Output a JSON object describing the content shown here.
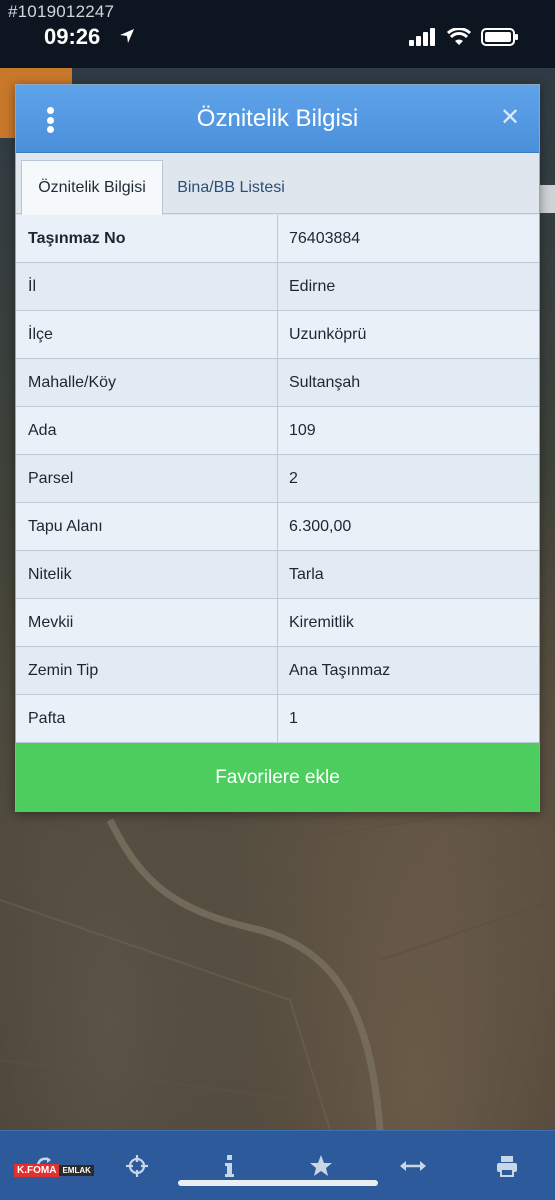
{
  "status_bar": {
    "watermark_id": "#1019012247",
    "time": "09:26"
  },
  "dialog": {
    "title": "Öznitelik Bilgisi",
    "menu_icon": "kebab-menu-icon",
    "close_icon": "close-icon",
    "tabs": [
      {
        "label": "Öznitelik Bilgisi",
        "active": true
      },
      {
        "label": "Bina/BB Listesi",
        "active": false
      }
    ],
    "rows": [
      {
        "key": "Taşınmaz No",
        "value": "76403884"
      },
      {
        "key": "İl",
        "value": "Edirne"
      },
      {
        "key": "İlçe",
        "value": "Uzunköprü"
      },
      {
        "key": "Mahalle/Köy",
        "value": "Sultanşah"
      },
      {
        "key": "Ada",
        "value": "109"
      },
      {
        "key": "Parsel",
        "value": "2"
      },
      {
        "key": "Tapu Alanı",
        "value": "6.300,00"
      },
      {
        "key": "Nitelik",
        "value": "Tarla"
      },
      {
        "key": "Mevkii",
        "value": "Kiremitlik"
      },
      {
        "key": "Zemin Tip",
        "value": "Ana Taşınmaz"
      },
      {
        "key": "Pafta",
        "value": "1"
      }
    ],
    "favorite_button": "Favorilere ekle"
  },
  "toolbar": {
    "items": [
      "refresh-icon",
      "crosshair-icon",
      "info-icon",
      "star-icon",
      "measure-arrows-icon",
      "print-icon"
    ],
    "brand_left": "K.FOMA",
    "brand_right": "EMLAK"
  },
  "colors": {
    "header_blue": "#4a8fda",
    "button_green": "#4ccd5e",
    "toolbar_blue": "#2c5a9a"
  }
}
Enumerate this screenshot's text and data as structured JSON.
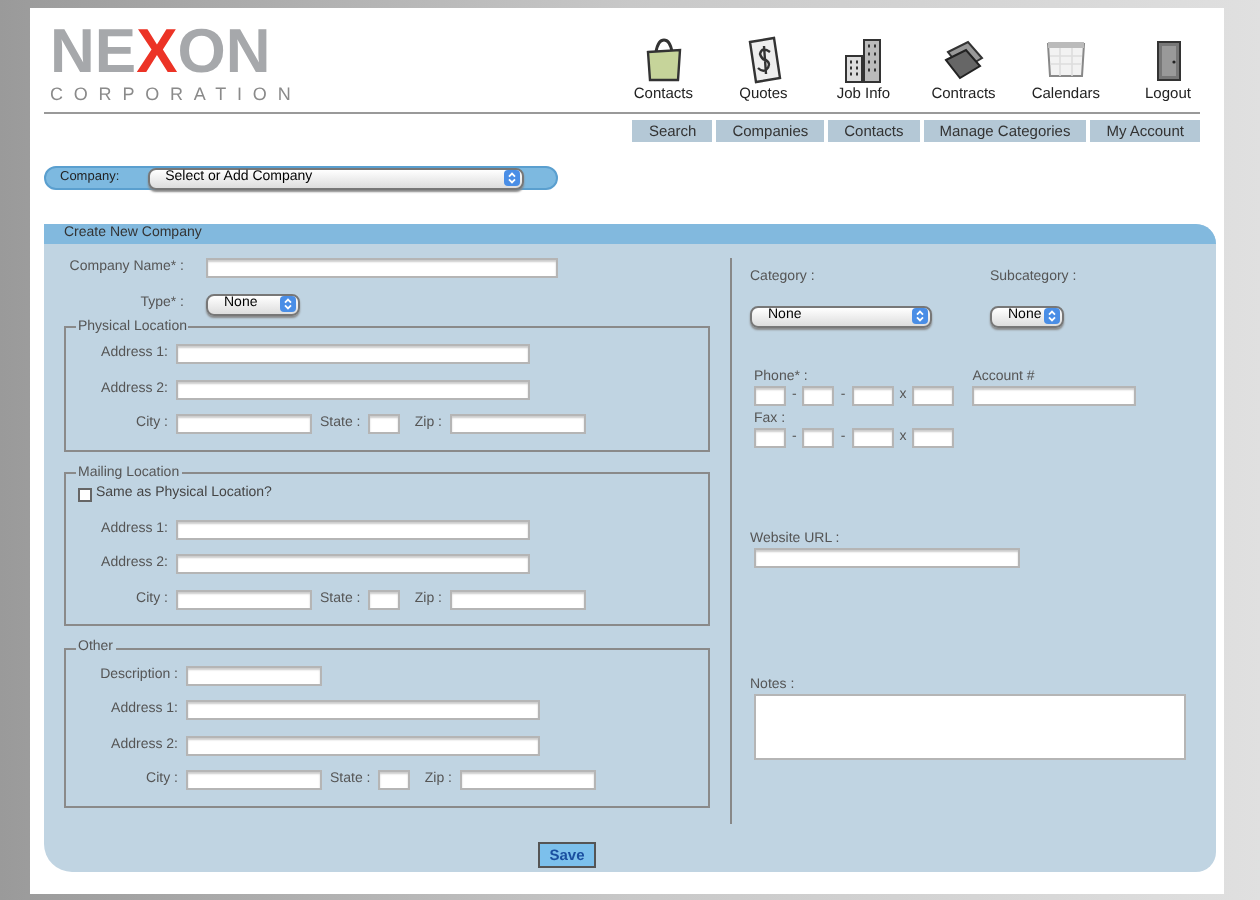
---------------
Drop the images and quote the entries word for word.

Output a JSON object describing the content shown here.
{
  "status_bar": {
    "watermark_id": "#1019012247",
    "time": "09:26"
  },
  "dialog": {
    "title": "Öznitelik Bilgisi",
    "menu_icon": "kebab-menu-icon",
    "close_icon": "close-icon",
    "tabs": [
      {
        "label": "Öznitelik Bilgisi",
        "active": true
      },
      {
        "label": "Bina/BB Listesi",
        "active": false
      }
    ],
    "rows": [
      {
        "key": "Taşınmaz No",
        "value": "76403884"
      },
      {
        "key": "İl",
        "value": "Edirne"
      },
      {
        "key": "İlçe",
        "value": "Uzunköprü"
      },
      {
        "key": "Mahalle/Köy",
        "value": "Sultanşah"
      },
      {
        "key": "Ada",
        "value": "109"
      },
      {
        "key": "Parsel",
        "value": "2"
      },
      {
        "key": "Tapu Alanı",
        "value": "6.300,00"
      },
      {
        "key": "Nitelik",
        "value": "Tarla"
      },
      {
        "key": "Mevkii",
        "value": "Kiremitlik"
      },
      {
        "key": "Zemin Tip",
        "value": "Ana Taşınmaz"
      },
      {
        "key": "Pafta",
        "value": "1"
      }
    ],
    "favorite_button": "Favorilere ekle"
  },
  "toolbar": {
    "items": [
      "refresh-icon",
      "crosshair-icon",
      "info-icon",
      "star-icon",
      "measure-arrows-icon",
      "print-icon"
    ],
    "brand_left": "K.FOMA",
    "brand_right": "EMLAK"
  },
  "colors": {
    "header_blue": "#4a8fda",
    "button_green": "#4ccd5e",
    "toolbar_blue": "#2c5a9a"
  }
}
Enumerate this screenshot's text and data as structured JSON.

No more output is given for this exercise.